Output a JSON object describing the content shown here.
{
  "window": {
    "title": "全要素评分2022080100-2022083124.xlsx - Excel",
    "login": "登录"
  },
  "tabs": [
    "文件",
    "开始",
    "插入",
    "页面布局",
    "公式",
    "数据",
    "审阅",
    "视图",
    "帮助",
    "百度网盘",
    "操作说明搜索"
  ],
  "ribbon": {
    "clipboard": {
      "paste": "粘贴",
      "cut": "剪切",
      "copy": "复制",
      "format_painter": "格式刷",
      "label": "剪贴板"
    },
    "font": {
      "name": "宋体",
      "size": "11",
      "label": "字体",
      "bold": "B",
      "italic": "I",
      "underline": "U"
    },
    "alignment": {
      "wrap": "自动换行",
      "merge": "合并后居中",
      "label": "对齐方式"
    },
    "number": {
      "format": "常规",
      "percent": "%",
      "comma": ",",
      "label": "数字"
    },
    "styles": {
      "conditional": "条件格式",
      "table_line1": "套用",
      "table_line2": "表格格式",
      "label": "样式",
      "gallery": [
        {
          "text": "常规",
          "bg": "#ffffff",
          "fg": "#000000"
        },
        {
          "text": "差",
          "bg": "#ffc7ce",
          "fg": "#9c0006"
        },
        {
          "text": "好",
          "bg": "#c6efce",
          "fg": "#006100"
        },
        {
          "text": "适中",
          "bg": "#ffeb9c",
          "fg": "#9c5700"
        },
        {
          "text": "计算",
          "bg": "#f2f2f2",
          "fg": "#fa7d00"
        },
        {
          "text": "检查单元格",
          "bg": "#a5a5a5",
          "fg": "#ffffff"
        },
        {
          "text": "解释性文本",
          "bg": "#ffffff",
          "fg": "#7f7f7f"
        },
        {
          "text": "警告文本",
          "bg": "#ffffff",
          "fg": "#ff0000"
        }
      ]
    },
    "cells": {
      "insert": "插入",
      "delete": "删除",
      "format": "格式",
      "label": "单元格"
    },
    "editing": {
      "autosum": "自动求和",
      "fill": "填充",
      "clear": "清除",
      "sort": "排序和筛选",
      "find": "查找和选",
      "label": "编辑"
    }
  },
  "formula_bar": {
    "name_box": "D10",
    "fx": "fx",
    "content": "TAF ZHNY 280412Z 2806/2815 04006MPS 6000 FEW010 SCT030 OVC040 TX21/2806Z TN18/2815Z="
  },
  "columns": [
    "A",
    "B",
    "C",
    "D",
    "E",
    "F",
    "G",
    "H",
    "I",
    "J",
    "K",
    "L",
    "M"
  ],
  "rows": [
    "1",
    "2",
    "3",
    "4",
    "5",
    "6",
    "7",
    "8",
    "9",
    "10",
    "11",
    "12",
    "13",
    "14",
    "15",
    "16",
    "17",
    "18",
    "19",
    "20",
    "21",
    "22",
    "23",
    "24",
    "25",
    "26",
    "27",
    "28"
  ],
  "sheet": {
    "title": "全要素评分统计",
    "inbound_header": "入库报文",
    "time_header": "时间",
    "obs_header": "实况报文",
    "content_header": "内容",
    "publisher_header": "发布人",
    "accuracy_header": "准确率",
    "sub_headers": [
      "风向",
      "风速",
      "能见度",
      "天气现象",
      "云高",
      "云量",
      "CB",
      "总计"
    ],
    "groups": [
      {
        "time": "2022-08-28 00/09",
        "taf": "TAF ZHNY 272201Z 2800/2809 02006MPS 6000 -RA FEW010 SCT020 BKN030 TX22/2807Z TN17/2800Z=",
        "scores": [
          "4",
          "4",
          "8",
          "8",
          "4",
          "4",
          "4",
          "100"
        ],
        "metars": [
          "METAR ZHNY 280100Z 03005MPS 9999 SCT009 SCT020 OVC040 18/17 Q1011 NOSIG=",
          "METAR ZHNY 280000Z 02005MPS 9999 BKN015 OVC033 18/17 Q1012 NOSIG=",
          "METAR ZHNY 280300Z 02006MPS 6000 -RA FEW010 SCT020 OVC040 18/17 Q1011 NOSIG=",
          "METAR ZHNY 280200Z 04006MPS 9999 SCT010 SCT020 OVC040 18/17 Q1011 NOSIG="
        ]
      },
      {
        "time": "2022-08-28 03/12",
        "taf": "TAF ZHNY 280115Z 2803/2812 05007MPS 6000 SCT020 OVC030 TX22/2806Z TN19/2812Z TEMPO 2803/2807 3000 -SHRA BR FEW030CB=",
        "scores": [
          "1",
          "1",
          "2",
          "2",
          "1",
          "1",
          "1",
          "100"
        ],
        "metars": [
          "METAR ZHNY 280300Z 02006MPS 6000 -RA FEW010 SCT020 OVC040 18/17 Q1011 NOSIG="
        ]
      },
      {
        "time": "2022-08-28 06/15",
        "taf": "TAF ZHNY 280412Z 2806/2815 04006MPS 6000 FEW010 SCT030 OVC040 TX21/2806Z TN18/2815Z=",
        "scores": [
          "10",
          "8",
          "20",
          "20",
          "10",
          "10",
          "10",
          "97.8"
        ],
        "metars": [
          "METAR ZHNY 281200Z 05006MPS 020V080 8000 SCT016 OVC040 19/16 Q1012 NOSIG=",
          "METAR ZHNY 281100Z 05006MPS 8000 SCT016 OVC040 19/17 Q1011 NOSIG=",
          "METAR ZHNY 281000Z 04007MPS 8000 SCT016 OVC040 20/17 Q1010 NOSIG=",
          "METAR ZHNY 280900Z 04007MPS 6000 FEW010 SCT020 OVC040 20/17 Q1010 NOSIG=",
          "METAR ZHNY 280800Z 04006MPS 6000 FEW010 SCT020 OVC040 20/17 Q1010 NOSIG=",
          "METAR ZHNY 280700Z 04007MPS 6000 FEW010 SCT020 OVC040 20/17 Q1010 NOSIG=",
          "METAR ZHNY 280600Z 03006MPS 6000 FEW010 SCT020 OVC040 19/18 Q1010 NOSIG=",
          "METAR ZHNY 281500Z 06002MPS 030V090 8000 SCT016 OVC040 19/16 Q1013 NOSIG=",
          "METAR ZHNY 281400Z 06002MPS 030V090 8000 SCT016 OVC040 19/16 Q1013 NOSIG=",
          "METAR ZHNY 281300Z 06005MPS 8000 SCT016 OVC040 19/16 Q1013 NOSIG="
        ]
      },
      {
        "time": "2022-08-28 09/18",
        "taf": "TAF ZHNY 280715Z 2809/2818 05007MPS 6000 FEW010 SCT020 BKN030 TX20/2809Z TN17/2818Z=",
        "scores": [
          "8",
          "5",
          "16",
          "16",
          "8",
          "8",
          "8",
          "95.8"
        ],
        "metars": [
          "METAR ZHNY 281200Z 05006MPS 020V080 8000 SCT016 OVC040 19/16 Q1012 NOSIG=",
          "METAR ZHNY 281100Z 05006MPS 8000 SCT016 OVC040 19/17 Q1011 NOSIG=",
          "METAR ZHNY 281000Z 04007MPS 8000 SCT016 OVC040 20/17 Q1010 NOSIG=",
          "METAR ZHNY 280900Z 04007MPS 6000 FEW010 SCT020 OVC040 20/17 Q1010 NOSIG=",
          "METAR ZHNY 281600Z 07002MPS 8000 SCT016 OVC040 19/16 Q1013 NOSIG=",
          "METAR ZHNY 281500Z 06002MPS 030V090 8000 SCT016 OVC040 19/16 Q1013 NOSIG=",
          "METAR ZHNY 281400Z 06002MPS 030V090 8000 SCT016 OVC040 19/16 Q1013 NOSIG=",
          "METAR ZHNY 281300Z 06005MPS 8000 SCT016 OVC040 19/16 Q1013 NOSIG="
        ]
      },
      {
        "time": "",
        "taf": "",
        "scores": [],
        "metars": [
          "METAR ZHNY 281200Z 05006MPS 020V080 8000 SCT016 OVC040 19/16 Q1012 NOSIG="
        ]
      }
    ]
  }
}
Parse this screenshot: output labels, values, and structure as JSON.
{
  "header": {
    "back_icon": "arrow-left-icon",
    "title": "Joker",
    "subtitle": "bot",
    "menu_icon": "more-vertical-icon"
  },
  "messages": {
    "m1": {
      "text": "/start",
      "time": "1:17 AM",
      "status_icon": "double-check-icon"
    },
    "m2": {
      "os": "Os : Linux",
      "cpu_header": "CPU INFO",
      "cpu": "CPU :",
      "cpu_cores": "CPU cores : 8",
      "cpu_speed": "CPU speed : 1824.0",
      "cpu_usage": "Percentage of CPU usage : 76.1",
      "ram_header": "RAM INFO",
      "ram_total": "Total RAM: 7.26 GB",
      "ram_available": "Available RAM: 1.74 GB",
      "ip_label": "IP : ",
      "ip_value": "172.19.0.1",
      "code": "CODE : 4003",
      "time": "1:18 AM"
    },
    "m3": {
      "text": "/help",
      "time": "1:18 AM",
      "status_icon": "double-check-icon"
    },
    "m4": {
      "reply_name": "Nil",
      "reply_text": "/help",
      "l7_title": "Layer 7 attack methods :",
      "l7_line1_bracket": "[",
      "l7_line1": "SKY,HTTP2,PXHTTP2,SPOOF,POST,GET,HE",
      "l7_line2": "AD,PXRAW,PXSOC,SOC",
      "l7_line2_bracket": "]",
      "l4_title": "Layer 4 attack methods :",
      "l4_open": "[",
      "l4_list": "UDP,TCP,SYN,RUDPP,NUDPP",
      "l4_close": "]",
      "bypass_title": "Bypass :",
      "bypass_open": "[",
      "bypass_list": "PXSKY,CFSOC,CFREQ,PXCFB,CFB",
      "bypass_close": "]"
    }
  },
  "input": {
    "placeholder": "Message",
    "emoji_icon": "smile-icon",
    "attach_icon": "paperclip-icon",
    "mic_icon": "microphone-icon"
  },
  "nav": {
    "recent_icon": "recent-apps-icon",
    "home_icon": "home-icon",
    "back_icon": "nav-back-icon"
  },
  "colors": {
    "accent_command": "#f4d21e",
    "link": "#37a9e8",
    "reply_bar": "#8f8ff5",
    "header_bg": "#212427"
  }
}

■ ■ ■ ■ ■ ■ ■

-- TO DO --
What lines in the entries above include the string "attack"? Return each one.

-- WRITTEN SOLUTION --
      "l7_title": "Layer 7 attack methods :",
      "l4_title": "Layer 4 attack methods :",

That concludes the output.